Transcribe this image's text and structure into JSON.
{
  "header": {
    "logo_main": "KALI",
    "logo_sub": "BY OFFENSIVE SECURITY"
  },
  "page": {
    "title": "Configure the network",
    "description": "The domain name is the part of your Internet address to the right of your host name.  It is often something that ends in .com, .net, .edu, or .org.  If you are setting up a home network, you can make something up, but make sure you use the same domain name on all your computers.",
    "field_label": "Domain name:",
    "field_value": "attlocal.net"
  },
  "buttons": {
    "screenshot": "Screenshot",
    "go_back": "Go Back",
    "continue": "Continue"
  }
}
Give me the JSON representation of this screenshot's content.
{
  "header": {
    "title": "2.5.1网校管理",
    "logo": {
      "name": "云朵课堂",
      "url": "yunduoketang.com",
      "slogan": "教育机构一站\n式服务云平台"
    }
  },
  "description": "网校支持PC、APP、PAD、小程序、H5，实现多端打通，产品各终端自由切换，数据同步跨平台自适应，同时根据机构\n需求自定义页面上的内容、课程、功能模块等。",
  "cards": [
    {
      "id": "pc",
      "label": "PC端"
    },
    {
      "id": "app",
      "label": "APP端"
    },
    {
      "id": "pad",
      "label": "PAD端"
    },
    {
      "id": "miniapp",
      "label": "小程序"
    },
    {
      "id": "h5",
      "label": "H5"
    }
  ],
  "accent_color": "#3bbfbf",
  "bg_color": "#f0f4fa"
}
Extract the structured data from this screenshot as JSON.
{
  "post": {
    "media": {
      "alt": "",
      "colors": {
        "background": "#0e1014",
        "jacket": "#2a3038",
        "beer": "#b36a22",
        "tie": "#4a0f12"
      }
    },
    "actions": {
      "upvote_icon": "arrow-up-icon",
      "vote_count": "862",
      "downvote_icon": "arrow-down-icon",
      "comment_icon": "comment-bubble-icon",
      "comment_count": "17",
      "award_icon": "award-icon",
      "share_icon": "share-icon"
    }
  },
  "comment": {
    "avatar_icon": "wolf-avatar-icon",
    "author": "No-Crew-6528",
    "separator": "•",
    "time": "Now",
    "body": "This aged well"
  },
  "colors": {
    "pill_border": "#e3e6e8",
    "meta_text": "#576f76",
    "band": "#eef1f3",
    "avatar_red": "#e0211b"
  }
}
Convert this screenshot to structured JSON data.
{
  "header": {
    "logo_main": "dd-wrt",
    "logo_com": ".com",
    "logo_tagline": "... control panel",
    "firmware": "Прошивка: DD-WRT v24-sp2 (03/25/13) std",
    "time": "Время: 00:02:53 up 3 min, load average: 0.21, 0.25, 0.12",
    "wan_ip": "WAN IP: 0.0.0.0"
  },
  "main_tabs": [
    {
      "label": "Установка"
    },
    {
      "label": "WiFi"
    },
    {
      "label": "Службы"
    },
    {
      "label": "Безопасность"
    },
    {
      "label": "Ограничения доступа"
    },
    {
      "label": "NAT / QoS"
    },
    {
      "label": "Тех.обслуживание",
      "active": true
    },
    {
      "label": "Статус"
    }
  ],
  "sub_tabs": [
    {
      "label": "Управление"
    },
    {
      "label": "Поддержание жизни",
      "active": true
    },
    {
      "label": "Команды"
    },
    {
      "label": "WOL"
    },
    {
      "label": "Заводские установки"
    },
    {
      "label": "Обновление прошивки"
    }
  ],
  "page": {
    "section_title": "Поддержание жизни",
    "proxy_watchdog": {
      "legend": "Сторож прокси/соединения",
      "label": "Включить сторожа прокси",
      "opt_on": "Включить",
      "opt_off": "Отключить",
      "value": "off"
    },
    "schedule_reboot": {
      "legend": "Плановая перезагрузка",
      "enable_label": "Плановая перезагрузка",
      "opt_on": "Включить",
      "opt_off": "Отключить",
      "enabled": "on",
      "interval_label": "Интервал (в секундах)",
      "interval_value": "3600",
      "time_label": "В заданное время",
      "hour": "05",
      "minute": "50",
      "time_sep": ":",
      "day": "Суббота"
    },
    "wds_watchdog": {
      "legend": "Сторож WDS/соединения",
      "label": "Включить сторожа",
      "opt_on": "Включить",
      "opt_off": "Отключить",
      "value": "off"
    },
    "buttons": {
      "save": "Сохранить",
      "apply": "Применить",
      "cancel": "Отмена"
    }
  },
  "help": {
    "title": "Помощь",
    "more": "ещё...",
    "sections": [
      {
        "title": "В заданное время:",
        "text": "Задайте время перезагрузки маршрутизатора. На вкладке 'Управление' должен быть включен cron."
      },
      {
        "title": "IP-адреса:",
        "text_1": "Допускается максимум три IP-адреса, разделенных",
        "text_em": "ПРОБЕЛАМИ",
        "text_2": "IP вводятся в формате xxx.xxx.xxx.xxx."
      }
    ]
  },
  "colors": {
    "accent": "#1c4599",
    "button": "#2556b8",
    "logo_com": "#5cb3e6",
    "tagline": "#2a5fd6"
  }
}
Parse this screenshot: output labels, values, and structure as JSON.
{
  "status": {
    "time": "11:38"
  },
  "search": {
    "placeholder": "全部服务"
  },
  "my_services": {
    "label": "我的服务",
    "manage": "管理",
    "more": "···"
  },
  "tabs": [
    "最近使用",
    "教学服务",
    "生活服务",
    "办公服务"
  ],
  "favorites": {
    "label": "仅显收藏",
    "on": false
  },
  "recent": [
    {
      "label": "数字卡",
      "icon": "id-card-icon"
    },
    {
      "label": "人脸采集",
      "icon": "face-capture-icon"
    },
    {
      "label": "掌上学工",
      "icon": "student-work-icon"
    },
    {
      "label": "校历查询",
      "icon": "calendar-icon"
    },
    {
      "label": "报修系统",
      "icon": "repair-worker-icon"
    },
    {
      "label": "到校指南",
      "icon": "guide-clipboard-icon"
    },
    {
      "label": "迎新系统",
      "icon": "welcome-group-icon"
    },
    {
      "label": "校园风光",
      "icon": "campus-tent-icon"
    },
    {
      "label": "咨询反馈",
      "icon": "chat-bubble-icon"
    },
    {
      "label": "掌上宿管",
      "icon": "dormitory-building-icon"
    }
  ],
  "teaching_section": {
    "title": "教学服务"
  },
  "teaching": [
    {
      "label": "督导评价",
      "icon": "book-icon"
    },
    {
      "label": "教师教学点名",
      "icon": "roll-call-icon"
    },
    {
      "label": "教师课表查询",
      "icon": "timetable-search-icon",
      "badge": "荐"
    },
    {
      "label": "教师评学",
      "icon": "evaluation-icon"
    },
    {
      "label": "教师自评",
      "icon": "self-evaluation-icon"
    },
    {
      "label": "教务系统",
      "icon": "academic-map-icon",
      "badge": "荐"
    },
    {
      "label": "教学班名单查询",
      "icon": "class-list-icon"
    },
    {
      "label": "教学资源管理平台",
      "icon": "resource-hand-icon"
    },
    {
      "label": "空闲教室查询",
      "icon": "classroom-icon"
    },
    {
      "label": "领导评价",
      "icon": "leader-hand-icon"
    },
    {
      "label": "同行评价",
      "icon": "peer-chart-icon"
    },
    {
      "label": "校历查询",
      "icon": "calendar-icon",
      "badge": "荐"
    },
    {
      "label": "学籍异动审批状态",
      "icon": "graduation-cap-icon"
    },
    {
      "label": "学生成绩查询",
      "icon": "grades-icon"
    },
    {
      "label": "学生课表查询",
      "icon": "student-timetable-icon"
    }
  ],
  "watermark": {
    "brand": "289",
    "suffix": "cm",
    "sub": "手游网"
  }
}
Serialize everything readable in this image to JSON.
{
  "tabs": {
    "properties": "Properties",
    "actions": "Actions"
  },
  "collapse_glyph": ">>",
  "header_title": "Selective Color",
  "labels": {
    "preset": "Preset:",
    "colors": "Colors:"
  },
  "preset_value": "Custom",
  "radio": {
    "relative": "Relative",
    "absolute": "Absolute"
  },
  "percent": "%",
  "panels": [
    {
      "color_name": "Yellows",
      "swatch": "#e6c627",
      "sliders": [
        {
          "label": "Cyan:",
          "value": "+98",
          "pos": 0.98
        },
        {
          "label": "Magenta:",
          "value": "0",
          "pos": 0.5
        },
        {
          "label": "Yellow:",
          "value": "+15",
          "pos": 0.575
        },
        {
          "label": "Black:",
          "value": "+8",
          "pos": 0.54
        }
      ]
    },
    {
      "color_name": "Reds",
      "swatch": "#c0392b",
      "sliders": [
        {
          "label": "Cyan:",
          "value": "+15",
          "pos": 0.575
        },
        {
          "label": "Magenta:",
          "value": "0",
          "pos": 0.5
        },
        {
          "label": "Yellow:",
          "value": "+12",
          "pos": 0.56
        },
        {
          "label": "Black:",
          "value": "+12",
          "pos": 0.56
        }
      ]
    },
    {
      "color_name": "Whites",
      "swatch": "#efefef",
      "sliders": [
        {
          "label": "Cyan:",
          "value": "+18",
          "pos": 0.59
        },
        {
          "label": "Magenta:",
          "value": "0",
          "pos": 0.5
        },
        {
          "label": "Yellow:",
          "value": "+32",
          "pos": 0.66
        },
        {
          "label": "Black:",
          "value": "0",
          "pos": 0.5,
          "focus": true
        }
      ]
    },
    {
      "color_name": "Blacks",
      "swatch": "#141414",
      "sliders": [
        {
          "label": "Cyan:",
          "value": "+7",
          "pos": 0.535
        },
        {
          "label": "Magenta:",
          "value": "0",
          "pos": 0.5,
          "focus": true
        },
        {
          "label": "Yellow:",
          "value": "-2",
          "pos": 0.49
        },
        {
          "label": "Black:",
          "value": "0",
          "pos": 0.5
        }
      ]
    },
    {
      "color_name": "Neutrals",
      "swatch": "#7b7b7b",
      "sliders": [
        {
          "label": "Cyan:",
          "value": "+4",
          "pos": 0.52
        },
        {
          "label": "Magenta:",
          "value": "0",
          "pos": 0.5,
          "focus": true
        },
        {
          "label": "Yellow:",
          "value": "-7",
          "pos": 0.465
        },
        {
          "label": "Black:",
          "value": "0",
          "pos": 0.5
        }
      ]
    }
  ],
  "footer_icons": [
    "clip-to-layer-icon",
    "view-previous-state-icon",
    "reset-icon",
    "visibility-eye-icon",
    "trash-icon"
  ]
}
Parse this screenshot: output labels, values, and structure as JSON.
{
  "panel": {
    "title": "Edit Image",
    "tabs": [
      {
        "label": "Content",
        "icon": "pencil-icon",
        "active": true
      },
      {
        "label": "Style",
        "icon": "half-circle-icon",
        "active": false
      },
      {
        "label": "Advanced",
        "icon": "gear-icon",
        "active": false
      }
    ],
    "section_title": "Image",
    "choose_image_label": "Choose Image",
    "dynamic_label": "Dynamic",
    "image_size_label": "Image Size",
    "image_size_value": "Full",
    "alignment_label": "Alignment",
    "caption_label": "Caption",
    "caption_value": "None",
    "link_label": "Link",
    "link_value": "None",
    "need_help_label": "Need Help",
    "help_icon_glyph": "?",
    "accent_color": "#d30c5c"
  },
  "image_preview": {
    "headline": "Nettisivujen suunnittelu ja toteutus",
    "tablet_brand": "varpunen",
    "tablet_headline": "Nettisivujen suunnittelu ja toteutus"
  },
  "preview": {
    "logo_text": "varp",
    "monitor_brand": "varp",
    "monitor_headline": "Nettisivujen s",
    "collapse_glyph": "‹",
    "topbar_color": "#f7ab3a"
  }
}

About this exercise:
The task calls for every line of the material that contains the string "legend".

Answer to this problem:
      "legend": "Сторож прокси/соединения",
      "legend": "Плановая перезагрузка",
      "legend": "Сторож WDS/соединения",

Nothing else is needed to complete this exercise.